“It’s really safe down here and everyone is doing what they can to make sure that they have a safe and clean space for everyone,” explained Scott Spears, the owner of Socks and a handful of other Arvada businesses.
Spears’ shop is one of many that signed the pledge to follow all safety and sanitation guidelines set by the county and state, and to communicate what they’re doing with customers. Spears said when they reopened on May 9, business wasn’t booming like it used to.
“We absolutely rely on foot traffic and we weren’t even set up for online sales,” he told CBS4. “So we really need people walking around. As soon as the restaurants and bars open up it will definitely help us tremendously.”
Spears said he didn’t advertise the soft reopening very much, because he wanted to see what the turnout would look like first.
“You know, there’s a lot of people who are still scared and we totally understand that,” he explained. “We have things that you can do if you’re scared to come in like call us, and we’ll walk you through inventory to help you find what you are looking for.”
If you do feel comfortable going into the store, Spears said they are taking major safety protocols to help customers feel safe.
“We have a floor marked out, we have hand sanitizer for everybody,” he said. “We’re wiping everything down constantly. We’re asking people to wear masks, our employees are always wearing masks. We are limiting the number of people coming in.”
Down the street is the Electric Shop and Studios. Ally Skiba opened her boutique filled with gifts, clothes, art and vinyl records a few months before coronavirus hit.

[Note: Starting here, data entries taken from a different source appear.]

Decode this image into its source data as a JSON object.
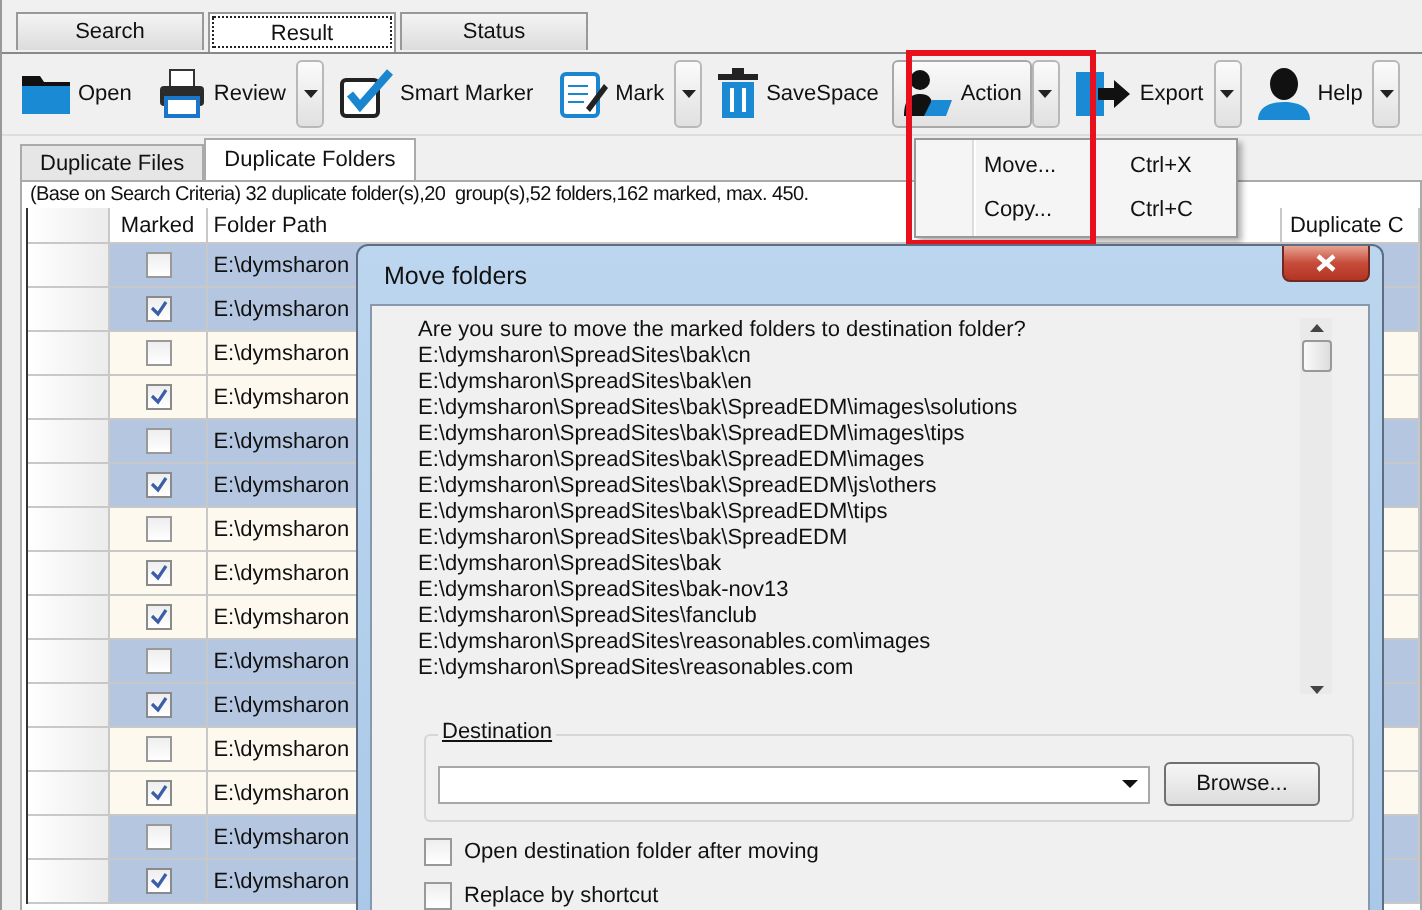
{
  "main_tabs": [
    {
      "label": "Search",
      "selected": false
    },
    {
      "label": "Result",
      "selected": true
    },
    {
      "label": "Status",
      "selected": false
    }
  ],
  "toolbar": [
    {
      "label": "Open",
      "dropdown": false,
      "pressed": false
    },
    {
      "label": "Review",
      "dropdown": true,
      "pressed": false
    },
    {
      "label": "Smart Marker",
      "dropdown": false,
      "pressed": false
    },
    {
      "label": "Mark",
      "dropdown": true,
      "pressed": false
    },
    {
      "label": "SaveSpace",
      "dropdown": false,
      "pressed": false
    },
    {
      "label": "Action",
      "dropdown": true,
      "pressed": true
    },
    {
      "label": "Export",
      "dropdown": true,
      "pressed": false
    },
    {
      "label": "Help",
      "dropdown": true,
      "pressed": false
    }
  ],
  "action_menu": [
    {
      "label": "Move...",
      "shortcut": "Ctrl+X"
    },
    {
      "label": "Copy...",
      "shortcut": "Ctrl+C"
    }
  ],
  "sub_tabs": [
    {
      "label": "Duplicate Files",
      "selected": false
    },
    {
      "label": "Duplicate Folders",
      "selected": true
    }
  ],
  "summary": "(Base on Search Criteria) 32 duplicate folder(s),20  group(s),52 folders,162 marked, max. 450.",
  "table": {
    "columns": [
      "Marked",
      "Folder Path",
      "Duplicate C"
    ],
    "rows": [
      {
        "checked": false,
        "path": "E:\\dymsharon",
        "color": "#b4c6e0"
      },
      {
        "checked": true,
        "path": "E:\\dymsharon",
        "color": "#b4c6e0"
      },
      {
        "checked": false,
        "path": "E:\\dymsharon",
        "color": "#fdf9ee"
      },
      {
        "checked": true,
        "path": "E:\\dymsharon",
        "color": "#fdf9ee"
      },
      {
        "checked": false,
        "path": "E:\\dymsharon",
        "color": "#b4c6e0"
      },
      {
        "checked": true,
        "path": "E:\\dymsharon",
        "color": "#b4c6e0"
      },
      {
        "checked": false,
        "path": "E:\\dymsharon",
        "color": "#fdf9ee"
      },
      {
        "checked": true,
        "path": "E:\\dymsharon",
        "color": "#fdf9ee"
      },
      {
        "checked": true,
        "path": "E:\\dymsharon",
        "color": "#fdf9ee"
      },
      {
        "checked": false,
        "path": "E:\\dymsharon",
        "color": "#b4c6e0"
      },
      {
        "checked": true,
        "path": "E:\\dymsharon",
        "color": "#b4c6e0"
      },
      {
        "checked": false,
        "path": "E:\\dymsharon",
        "color": "#fdf9ee"
      },
      {
        "checked": true,
        "path": "E:\\dymsharon",
        "color": "#fdf9ee"
      },
      {
        "checked": false,
        "path": "E:\\dymsharon",
        "color": "#b4c6e0"
      },
      {
        "checked": true,
        "path": "E:\\dymsharon",
        "color": "#b4c6e0"
      }
    ]
  },
  "dialog": {
    "title": "Move folders",
    "message_lines": [
      "Are you sure to move the marked folders to destination folder?",
      "E:\\dymsharon\\SpreadSites\\bak\\cn",
      "E:\\dymsharon\\SpreadSites\\bak\\en",
      "E:\\dymsharon\\SpreadSites\\bak\\SpreadEDM\\images\\solutions",
      "E:\\dymsharon\\SpreadSites\\bak\\SpreadEDM\\images\\tips",
      "E:\\dymsharon\\SpreadSites\\bak\\SpreadEDM\\images",
      "E:\\dymsharon\\SpreadSites\\bak\\SpreadEDM\\js\\others",
      "E:\\dymsharon\\SpreadSites\\bak\\SpreadEDM\\tips",
      "E:\\dymsharon\\SpreadSites\\bak\\SpreadEDM",
      "E:\\dymsharon\\SpreadSites\\bak",
      "E:\\dymsharon\\SpreadSites\\bak-nov13",
      "E:\\dymsharon\\SpreadSites\\fanclub",
      "E:\\dymsharon\\SpreadSites\\reasonables.com\\images",
      "E:\\dymsharon\\SpreadSites\\reasonables.com"
    ],
    "destination_label": "Destination",
    "browse_button": "Browse...",
    "options": [
      {
        "label": "Open destination folder after moving",
        "checked": false
      },
      {
        "label": "Replace by shortcut",
        "checked": false
      }
    ]
  }
}
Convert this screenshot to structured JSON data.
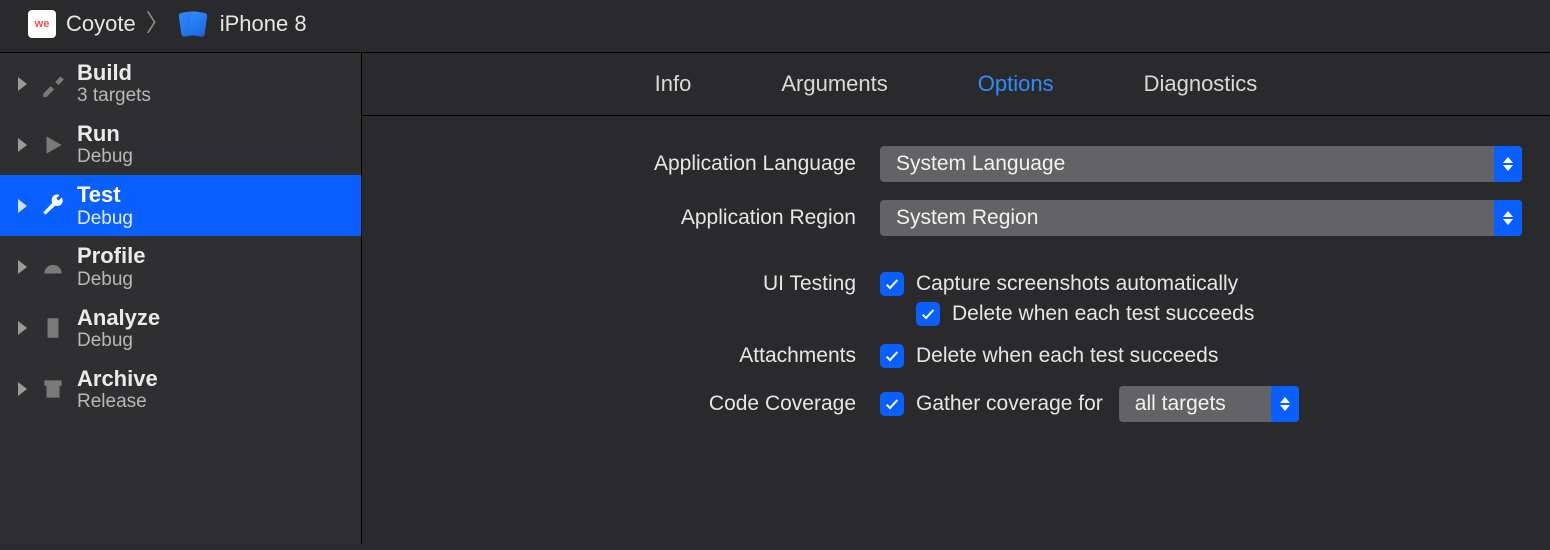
{
  "breadcrumb": {
    "project": "Coyote",
    "device": "iPhone 8"
  },
  "sidebar": {
    "items": [
      {
        "title": "Build",
        "sub": "3 targets"
      },
      {
        "title": "Run",
        "sub": "Debug"
      },
      {
        "title": "Test",
        "sub": "Debug"
      },
      {
        "title": "Profile",
        "sub": "Debug"
      },
      {
        "title": "Analyze",
        "sub": "Debug"
      },
      {
        "title": "Archive",
        "sub": "Release"
      }
    ]
  },
  "tabs": {
    "info": "Info",
    "arguments": "Arguments",
    "options": "Options",
    "diagnostics": "Diagnostics"
  },
  "options": {
    "language_label": "Application Language",
    "language_value": "System Language",
    "region_label": "Application Region",
    "region_value": "System Region",
    "uitesting_label": "UI Testing",
    "uitesting_capture": "Capture screenshots automatically",
    "uitesting_delete": "Delete when each test succeeds",
    "attachments_label": "Attachments",
    "attachments_delete": "Delete when each test succeeds",
    "coverage_label": "Code Coverage",
    "coverage_gather": "Gather coverage for",
    "coverage_scope": "all targets"
  },
  "checked": {
    "uitesting_capture": true,
    "uitesting_delete": true,
    "attachments_delete": true,
    "coverage_gather": true
  }
}
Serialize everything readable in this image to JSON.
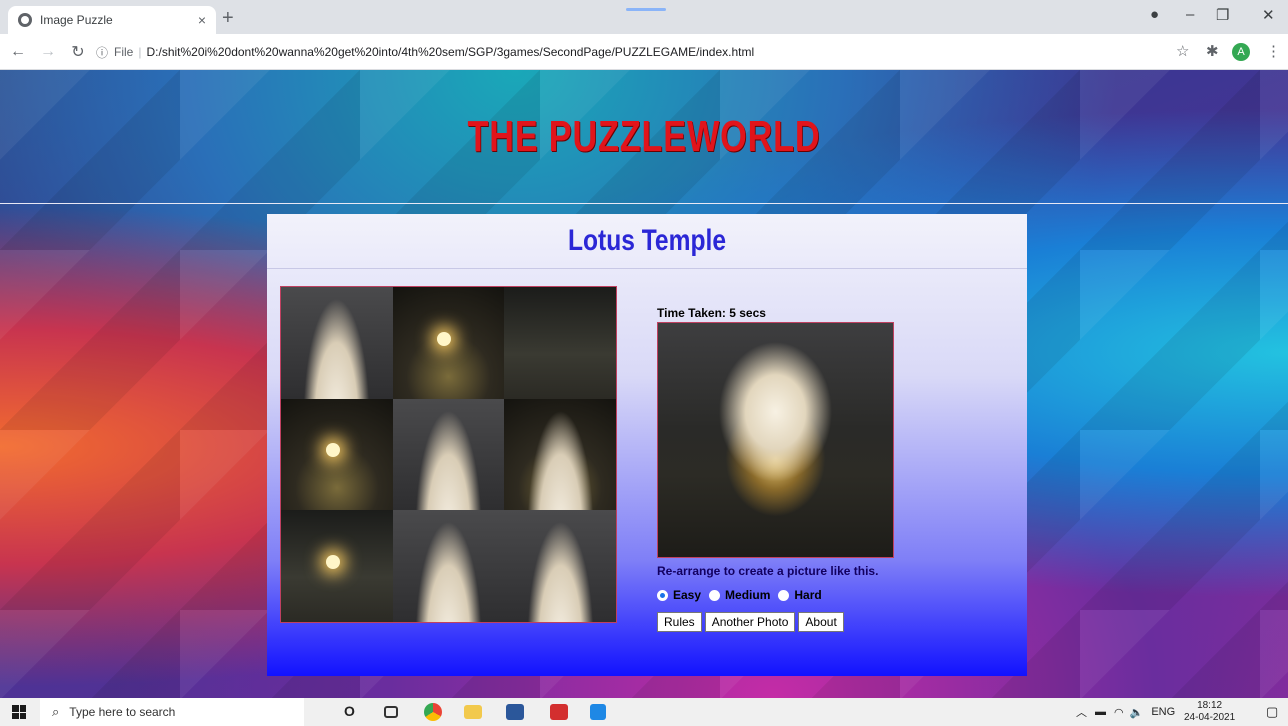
{
  "browser": {
    "tab_title": "Image Puzzle",
    "tab_close": "×",
    "new_tab": "+",
    "url_prefix": "File",
    "url": "D:/shit%20i%20dont%20wanna%20get%20into/4th%20sem/SGP/3games/SecondPage/PUZZLEGAME/index.html",
    "profile_initial": "A"
  },
  "page": {
    "site_title": "THE PUZZLEWORLD",
    "puzzle_title": "Lotus Temple",
    "time_label": "Time Taken: 5 secs",
    "hint": "Re-arrange to create a picture like this.",
    "levels": [
      {
        "label": "Easy",
        "checked": true
      },
      {
        "label": "Medium",
        "checked": false
      },
      {
        "label": "Hard",
        "checked": false
      }
    ],
    "buttons": {
      "rules": "Rules",
      "another_photo": "Another Photo",
      "about": "About"
    }
  },
  "taskbar": {
    "search_placeholder": "Type here to search",
    "language": "ENG",
    "time": "18:12",
    "date": "24-04-2021"
  }
}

“When the doors had to close, it was pretty chaotic trying to figure it out, but honestly I needed to work on different parts of business and make things a little bit better for me,” she told CBS4.
Skiba said when she was able to reopen her doors this past weekend, many former customers came by to shop.
“The customers that are coming in, they’re actually familiar faces for the most part,” she said. “So about 75% are returning customers that I had just met three months ago.”
Like Spears, her shop is part of Arvada’s “Safe and Open” campaign. Skiba said she’s asking all customers to abide by some guidelines she has posted on a chalkboard out front.
“I’ve been up and down, throughout the shop cleaning every day,” she said. “I do contactless payment, so no cash. I have two different sanitation stations.”
In April, the City of Arvada provided a Business Relief Fund of $2.5 million to help small businesses stay afloat. Spears said that was huge for business owners, and now they’re ready to see customers once again.
“We’re open and we’re ready for you to come on down,” Spears said.
See what stores have signed the pledge under the “Safe and Open” campaign.